Return the data that follows exactly. Include every line.

#### Exercise input

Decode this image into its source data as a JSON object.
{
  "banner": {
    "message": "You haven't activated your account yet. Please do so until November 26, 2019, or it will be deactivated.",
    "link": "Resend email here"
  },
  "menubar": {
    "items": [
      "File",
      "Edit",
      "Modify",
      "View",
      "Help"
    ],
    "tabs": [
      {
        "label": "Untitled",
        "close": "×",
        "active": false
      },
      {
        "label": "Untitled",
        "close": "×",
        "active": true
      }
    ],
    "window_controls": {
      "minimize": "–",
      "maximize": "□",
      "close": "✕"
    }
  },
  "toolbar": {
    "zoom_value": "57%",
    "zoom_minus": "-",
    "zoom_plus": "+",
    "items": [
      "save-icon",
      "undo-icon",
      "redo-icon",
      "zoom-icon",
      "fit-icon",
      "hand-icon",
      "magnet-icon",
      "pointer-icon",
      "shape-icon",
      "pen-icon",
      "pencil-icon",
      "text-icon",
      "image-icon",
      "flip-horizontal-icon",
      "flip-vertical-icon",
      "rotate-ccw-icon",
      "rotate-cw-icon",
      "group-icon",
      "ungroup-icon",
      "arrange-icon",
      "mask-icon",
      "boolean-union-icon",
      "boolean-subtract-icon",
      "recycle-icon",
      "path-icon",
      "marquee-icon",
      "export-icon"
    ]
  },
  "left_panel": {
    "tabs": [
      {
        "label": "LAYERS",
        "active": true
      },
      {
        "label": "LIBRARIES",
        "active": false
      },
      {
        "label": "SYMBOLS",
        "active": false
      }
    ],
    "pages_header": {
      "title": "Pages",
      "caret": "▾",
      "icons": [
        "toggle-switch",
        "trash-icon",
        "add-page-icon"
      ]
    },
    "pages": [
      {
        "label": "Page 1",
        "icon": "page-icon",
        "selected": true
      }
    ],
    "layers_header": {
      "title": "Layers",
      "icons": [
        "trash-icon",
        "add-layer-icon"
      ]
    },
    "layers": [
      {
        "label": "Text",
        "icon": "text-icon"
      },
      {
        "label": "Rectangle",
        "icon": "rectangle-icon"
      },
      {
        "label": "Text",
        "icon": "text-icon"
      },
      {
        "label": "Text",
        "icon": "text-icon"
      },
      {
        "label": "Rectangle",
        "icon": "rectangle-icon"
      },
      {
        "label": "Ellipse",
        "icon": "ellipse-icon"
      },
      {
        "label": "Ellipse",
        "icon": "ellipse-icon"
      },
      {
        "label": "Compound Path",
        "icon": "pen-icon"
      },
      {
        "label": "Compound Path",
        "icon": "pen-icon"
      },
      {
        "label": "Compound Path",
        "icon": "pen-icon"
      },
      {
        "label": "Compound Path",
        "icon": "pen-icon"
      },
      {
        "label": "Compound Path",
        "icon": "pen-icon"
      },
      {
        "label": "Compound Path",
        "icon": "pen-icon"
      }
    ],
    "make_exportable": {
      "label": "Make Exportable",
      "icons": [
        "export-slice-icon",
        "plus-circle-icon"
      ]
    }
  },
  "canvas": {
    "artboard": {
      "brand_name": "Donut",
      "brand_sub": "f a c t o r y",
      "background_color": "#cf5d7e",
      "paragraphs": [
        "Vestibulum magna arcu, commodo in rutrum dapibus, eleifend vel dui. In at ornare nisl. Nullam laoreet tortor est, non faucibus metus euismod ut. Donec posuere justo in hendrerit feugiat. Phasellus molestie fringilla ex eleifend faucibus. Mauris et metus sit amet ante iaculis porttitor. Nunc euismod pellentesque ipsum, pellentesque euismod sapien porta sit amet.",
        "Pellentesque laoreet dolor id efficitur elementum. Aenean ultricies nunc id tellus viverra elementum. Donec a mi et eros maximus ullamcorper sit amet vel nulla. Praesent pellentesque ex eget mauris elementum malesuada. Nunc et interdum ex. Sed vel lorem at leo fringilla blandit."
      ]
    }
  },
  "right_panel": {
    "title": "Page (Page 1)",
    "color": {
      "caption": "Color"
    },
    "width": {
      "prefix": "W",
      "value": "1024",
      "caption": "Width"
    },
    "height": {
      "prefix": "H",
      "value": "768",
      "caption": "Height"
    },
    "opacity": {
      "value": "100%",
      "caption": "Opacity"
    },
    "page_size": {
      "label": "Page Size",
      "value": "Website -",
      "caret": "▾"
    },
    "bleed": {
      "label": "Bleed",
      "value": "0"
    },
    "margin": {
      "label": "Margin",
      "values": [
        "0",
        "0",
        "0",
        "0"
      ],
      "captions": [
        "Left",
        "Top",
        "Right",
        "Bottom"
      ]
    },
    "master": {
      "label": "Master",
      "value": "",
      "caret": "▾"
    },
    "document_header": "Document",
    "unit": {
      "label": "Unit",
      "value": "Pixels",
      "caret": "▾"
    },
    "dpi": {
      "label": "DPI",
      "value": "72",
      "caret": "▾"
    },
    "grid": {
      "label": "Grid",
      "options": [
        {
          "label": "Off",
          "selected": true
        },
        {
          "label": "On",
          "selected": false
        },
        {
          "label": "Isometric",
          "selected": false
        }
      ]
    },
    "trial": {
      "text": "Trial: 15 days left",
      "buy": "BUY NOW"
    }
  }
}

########

§ Result for this exercise:
Decode this image into its source data as a JSON object.
{
  "banner": {
    "message": "You haven't activated your account yet. Please do so until November 26, 2019, or it will be deactivated.",
    "link": "Resend email here"
  },
  "menubar": {
    "items": [
      "File",
      "Edit",
      "Modify",
      "View",
      "Help"
    ],
    "tabs": [
      {
        "label": "Untitled",
        "close": "×",
        "active": false
      },
      {
        "label": "Untitled",
        "close": "×",
        "active": true
      }
    ],
    "window_controls": {
      "minimize": "–",
      "maximize": "□",
      "close": "✕"
    }
  },
  "toolbar": {
    "zoom_value": "57%",
    "zoom_minus": "-",
    "zoom_plus": "+",
    "items": [
      "save-icon",
      "undo-icon",
      "redo-icon",
      "zoom-icon",
      "fit-icon",
      "hand-icon",
      "magnet-icon",
      "pointer-icon",
      "shape-icon",
      "pen-icon",
      "pencil-icon",
      "text-icon",
      "image-icon",
      "flip-horizontal-icon",
      "flip-vertical-icon",
      "rotate-ccw-icon",
      "rotate-cw-icon",
      "group-icon",
      "ungroup-icon",
      "arrange-icon",
      "mask-icon",
      "boolean-union-icon",
      "boolean-subtract-icon",
      "recycle-icon",
      "path-icon",
      "marquee-icon",
      "export-icon"
    ]
  },
  "left_panel": {
    "tabs": [
      {
        "label": "LAYERS",
        "active": true
      },
      {
        "label": "LIBRARIES",
        "active": false
      },
      {
        "label": "SYMBOLS",
        "active": false
      }
    ],
    "pages_header": {
      "title": "Pages",
      "caret": "▾",
      "icons": [
        "toggle-switch",
        "trash-icon",
        "add-page-icon"
      ]
    },
    "pages": [
      {
        "label": "Page 1",
        "icon": "page-icon",
        "selected": true
      }
    ],
    "layers_header": {
      "title": "Layers",
      "icons": [
        "trash-icon",
        "add-layer-icon"
      ]
    },
    "layers": [
      {
        "label": "Text",
        "icon": "text-icon"
      },
      {
        "label": "Rectangle",
        "icon": "rectangle-icon"
      },
      {
        "label": "Text",
        "icon": "text-icon"
      },
      {
        "label": "Text",
        "icon": "text-icon"
      },
      {
        "label": "Rectangle",
        "icon": "rectangle-icon"
      },
      {
        "label": "Ellipse",
        "icon": "ellipse-icon"
      },
      {
        "label": "Ellipse",
        "icon": "ellipse-icon"
      },
      {
        "label": "Compound Path",
        "icon": "pen-icon"
      },
      {
        "label": "Compound Path",
        "icon": "pen-icon"
      },
      {
        "label": "Compound Path",
        "icon": "pen-icon"
      },
      {
        "label": "Compound Path",
        "icon": "pen-icon"
      },
      {
        "label": "Compound Path",
        "icon": "pen-icon"
      },
      {
        "label": "Compound Path",
        "icon": "pen-icon"
      }
    ],
    "make_exportable": {
      "label": "Make Exportable",
      "icons": [
        "export-slice-icon",
        "plus-circle-icon"
      ]
    }
  },
  "canvas": {
    "artboard": {
      "brand_name": "Donut",
      "brand_sub": "f a c t o r y",
      "background_color": "#cf5d7e",
      "paragraphs": [
        "Vestibulum magna arcu, commodo in rutrum dapibus, eleifend vel dui. In at ornare nisl. Nullam laoreet tortor est, non faucibus metus euismod ut. Donec posuere justo in hendrerit feugiat. Phasellus molestie fringilla ex eleifend faucibus. Mauris et metus sit amet ante iaculis porttitor. Nunc euismod pellentesque ipsum, pellentesque euismod sapien porta sit amet.",
        "Pellentesque laoreet dolor id efficitur elementum. Aenean ultricies nunc id tellus viverra elementum. Donec a mi et eros maximus ullamcorper sit amet vel nulla. Praesent pellentesque ex eget mauris elementum malesuada. Nunc et interdum ex. Sed vel lorem at leo fringilla blandit."
      ]
    }
  },
  "right_panel": {
    "title": "Page (Page 1)",
    "color": {
      "caption": "Color"
    },
    "width": {
      "prefix": "W",
      "value": "1024",
      "caption": "Width"
    },
    "height": {
      "prefix": "H",
      "value": "768",
      "caption": "Height"
    },
    "opacity": {
      "value": "100%",
      "caption": "Opacity"
    },
    "page_size": {
      "label": "Page Size",
      "value": "Website -",
      "caret": "▾"
    },
    "bleed": {
      "label": "Bleed",
      "value": "0"
    },
    "margin": {
      "label": "Margin",
      "values": [
        "0",
        "0",
        "0",
        "0"
      ],
      "captions": [
        "Left",
        "Top",
        "Right",
        "Bottom"
      ]
    },
    "master": {
      "label": "Master",
      "value": "",
      "caret": "▾"
    },
    "document_header": "Document",
    "unit": {
      "label": "Unit",
      "value": "Pixels",
      "caret": "▾"
    },
    "dpi": {
      "label": "DPI",
      "value": "72",
      "caret": "▾"
    },
    "grid": {
      "label": "Grid",
      "options": [
        {
          "label": "Off",
          "selected": true
        },
        {
          "label": "On",
          "selected": false
        },
        {
          "label": "Isometric",
          "selected": false
        }
      ]
    },
    "trial": {
      "text": "Trial: 15 days left",
      "buy": "BUY NOW"
    }
  }
}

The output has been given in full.